There are specific cat litter types you must steer clear from when selecting for your rabbit.

Here's a list of cat litters that can be harmful to rabbits:

  1. Clumping litters: These litters, especially those made with substances like bentonite clay, can cause serious blockages if ingested by rabbits.
  2. Poisonous wood or particles: Cat litters made of these materials can harm your rabbit's respiratory system, so it's best to steer clear of them.
  3. Crystal litters: These litters also have the potential to expand in a rabbit's stomach if consumed, leading to dangerous blockages.
  4. Clay litters: Similar to clumping litters, clay litters can also cause blockages in a rabbit's digestive system if ingested.
  5. Litters containing baking soda: While baking soda can help control odor, it can be hazardous if consumed by rabbits, so avoid litters that contain it.
  6. Corn, wheat, alfalfa, and oat-based litters: These substances are commonly ingested by rabbits, so using litters that contain them may not be suitable.

And that's a wrap for today.

If you wanna read more of my useful articles, I recommend you check out some of these: How Do You Dispose of a Dead Pet Rabbit, How to Get Rid of Urine Stains on Your Rabbits Fur, How to Clean a Rabbits Bum, Allowing Your Rabbit to Go Outside When It Rains, and Can Rabbits Be Bathed Safely

Until next time,

-Lucy Larson

Lucy Larson
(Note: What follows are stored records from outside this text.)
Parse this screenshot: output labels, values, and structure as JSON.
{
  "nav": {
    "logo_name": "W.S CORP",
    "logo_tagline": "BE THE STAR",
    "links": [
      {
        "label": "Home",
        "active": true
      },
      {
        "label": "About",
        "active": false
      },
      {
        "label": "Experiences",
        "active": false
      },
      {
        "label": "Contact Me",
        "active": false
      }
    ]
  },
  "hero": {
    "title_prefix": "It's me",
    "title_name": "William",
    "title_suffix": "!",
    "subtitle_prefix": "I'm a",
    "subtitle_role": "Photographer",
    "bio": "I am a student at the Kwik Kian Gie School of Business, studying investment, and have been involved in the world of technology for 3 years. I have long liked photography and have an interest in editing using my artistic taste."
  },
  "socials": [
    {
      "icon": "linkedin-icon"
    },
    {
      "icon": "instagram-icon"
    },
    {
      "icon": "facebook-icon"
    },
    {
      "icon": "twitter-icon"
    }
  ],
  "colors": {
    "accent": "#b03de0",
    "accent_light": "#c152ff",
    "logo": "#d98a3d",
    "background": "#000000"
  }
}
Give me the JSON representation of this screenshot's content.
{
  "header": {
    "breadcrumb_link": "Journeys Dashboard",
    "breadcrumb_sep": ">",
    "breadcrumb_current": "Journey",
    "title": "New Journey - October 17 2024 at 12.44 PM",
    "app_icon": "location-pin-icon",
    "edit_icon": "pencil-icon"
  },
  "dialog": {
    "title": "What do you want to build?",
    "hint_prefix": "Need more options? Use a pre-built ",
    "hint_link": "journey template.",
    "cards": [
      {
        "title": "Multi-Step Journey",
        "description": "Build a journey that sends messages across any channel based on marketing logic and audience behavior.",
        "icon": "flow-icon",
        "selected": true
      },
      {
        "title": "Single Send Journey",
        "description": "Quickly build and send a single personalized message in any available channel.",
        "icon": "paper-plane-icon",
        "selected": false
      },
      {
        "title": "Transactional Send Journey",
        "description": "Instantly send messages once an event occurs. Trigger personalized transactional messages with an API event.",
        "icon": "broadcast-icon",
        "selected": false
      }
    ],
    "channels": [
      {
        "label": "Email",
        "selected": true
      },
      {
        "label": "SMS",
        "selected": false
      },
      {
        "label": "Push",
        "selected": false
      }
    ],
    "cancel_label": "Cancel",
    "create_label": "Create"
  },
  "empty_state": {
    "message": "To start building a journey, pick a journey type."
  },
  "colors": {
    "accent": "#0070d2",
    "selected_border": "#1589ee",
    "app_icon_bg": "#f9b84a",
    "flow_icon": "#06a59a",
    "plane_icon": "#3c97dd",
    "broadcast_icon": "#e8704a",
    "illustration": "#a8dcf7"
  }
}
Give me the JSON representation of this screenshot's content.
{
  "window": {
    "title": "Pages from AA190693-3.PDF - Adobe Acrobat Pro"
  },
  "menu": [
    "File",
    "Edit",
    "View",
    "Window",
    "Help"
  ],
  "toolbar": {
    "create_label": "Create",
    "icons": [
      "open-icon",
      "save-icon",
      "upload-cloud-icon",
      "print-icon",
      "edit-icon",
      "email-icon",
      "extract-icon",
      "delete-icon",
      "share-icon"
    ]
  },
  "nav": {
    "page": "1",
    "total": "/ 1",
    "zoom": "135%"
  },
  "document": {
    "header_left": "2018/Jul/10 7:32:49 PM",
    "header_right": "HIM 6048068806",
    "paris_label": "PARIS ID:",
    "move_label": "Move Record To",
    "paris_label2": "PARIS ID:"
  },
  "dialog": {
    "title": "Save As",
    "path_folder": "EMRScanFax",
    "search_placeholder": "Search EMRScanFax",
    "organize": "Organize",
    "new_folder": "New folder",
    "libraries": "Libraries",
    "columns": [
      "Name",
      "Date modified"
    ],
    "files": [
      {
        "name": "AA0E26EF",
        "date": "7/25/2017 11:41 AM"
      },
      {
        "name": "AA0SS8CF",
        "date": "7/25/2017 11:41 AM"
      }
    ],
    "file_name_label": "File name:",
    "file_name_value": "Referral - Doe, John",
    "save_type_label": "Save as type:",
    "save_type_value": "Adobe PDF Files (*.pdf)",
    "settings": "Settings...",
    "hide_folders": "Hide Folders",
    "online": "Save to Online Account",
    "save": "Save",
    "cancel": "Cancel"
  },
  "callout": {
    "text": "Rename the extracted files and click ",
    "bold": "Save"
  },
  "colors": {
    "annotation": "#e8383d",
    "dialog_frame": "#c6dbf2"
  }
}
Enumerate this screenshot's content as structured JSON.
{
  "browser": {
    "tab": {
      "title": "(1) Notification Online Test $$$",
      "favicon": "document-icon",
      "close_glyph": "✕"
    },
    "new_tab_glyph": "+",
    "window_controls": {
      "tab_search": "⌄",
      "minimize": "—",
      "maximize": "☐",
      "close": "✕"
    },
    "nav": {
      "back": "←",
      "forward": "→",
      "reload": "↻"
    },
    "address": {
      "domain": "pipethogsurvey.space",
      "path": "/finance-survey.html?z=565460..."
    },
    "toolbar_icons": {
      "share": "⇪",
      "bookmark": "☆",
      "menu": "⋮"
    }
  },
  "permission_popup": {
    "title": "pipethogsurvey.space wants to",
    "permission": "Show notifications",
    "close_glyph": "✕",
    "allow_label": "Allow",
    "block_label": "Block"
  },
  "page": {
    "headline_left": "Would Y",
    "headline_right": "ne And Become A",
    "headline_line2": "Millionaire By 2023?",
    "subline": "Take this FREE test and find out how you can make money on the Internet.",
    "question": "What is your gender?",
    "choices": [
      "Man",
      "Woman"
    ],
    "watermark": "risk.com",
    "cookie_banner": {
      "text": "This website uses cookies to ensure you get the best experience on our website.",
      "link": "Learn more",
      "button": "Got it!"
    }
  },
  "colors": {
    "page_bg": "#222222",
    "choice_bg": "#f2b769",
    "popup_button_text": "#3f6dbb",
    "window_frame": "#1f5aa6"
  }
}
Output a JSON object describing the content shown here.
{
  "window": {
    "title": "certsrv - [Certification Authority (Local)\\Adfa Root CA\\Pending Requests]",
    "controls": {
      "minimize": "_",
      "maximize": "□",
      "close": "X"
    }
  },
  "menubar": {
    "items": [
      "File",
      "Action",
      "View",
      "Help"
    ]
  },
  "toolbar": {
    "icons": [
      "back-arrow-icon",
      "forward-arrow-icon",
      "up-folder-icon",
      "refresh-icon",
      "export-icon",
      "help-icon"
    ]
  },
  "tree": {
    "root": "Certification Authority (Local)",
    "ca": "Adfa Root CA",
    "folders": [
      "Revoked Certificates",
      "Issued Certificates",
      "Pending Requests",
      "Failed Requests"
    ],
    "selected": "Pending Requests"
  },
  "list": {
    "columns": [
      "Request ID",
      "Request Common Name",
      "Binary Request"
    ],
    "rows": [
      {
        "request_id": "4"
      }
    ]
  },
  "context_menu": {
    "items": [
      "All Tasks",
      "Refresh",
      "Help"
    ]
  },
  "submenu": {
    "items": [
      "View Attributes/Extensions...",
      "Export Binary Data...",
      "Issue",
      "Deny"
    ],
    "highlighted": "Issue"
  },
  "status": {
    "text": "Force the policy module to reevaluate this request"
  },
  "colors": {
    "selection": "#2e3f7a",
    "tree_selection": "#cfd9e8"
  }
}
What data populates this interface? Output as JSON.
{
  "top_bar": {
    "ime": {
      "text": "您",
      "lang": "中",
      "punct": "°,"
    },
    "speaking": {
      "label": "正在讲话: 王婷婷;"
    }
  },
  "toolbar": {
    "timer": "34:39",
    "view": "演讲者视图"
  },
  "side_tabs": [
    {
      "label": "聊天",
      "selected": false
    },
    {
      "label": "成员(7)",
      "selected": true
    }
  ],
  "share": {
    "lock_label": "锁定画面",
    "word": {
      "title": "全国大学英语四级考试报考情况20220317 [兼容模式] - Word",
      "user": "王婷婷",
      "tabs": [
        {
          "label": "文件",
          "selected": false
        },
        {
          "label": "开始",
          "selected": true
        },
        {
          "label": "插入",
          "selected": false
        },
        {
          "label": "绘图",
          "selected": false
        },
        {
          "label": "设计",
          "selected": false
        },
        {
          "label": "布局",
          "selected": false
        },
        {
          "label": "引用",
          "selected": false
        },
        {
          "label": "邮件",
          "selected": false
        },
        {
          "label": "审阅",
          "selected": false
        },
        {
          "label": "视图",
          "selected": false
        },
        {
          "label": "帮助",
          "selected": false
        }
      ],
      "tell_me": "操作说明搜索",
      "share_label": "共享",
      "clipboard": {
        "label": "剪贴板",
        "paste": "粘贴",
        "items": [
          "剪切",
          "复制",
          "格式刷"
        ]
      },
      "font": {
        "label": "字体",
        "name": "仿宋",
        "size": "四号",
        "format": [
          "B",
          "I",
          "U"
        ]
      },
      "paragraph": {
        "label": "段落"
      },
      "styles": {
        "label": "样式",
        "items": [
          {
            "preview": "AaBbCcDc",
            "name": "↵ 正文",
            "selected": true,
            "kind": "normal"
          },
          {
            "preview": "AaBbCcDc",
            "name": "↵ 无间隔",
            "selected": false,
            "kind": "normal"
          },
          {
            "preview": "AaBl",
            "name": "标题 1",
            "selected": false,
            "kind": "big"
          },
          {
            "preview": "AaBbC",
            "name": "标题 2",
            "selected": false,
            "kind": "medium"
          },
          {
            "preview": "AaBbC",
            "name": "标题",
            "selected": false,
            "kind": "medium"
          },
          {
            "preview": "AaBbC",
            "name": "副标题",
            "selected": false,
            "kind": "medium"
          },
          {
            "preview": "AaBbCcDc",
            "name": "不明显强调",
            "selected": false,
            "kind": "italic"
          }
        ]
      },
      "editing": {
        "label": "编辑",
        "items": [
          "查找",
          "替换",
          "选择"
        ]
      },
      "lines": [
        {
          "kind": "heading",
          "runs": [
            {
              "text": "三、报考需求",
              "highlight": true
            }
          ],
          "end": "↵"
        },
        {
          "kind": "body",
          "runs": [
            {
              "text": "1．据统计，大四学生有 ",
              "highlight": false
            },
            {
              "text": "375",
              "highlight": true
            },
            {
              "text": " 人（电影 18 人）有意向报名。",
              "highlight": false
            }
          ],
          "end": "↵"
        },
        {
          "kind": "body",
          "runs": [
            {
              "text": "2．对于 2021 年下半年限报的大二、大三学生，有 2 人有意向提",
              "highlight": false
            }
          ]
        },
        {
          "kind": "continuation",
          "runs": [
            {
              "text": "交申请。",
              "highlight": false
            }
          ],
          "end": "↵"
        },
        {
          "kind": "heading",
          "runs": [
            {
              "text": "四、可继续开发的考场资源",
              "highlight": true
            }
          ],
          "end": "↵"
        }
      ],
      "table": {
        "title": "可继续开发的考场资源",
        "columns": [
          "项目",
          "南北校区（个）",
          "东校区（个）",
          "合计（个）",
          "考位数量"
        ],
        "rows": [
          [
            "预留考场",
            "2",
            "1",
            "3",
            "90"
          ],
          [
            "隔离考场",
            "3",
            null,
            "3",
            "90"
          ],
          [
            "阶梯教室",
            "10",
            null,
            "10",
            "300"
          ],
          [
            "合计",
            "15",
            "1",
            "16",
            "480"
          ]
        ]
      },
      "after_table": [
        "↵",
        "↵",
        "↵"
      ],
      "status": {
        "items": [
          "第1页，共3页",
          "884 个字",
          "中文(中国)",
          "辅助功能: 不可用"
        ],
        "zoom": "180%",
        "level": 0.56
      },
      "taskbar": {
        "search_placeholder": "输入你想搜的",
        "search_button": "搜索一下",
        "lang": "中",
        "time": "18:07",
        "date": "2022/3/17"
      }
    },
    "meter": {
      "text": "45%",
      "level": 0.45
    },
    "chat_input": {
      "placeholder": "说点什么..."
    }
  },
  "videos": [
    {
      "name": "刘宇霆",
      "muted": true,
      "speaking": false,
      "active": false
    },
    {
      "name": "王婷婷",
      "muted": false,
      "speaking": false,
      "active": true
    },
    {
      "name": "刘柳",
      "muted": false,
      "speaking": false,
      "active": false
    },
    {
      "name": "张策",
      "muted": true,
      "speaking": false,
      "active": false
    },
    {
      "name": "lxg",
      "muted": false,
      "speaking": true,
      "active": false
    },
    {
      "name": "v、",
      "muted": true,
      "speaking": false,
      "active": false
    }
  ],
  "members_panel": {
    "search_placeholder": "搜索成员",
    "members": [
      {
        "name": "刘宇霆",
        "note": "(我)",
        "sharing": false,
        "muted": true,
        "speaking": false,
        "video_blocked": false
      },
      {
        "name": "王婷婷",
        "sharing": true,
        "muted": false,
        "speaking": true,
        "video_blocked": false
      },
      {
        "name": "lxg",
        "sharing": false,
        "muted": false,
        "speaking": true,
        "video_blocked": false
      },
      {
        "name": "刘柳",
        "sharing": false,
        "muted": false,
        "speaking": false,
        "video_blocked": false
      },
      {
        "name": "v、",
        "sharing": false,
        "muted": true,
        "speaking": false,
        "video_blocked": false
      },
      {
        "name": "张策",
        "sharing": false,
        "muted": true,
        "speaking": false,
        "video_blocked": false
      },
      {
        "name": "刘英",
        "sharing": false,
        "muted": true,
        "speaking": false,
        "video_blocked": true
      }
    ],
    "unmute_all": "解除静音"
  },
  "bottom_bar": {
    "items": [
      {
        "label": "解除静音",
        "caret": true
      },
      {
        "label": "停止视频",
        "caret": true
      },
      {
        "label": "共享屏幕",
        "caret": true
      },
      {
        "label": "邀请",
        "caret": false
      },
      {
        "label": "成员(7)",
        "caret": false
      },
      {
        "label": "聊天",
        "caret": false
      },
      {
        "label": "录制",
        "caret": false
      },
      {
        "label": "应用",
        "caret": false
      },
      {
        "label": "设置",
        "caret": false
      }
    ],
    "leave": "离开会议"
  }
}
Hey there, my name is Lucy Larson, and this is my blog, Rabbitia. Here you'll find all kinds of super useful guides on rabbit care, health and wellness, diet, hydration, and so on. So make yourself at home because this is the place for all rabbit owners, new and experienced alike! :)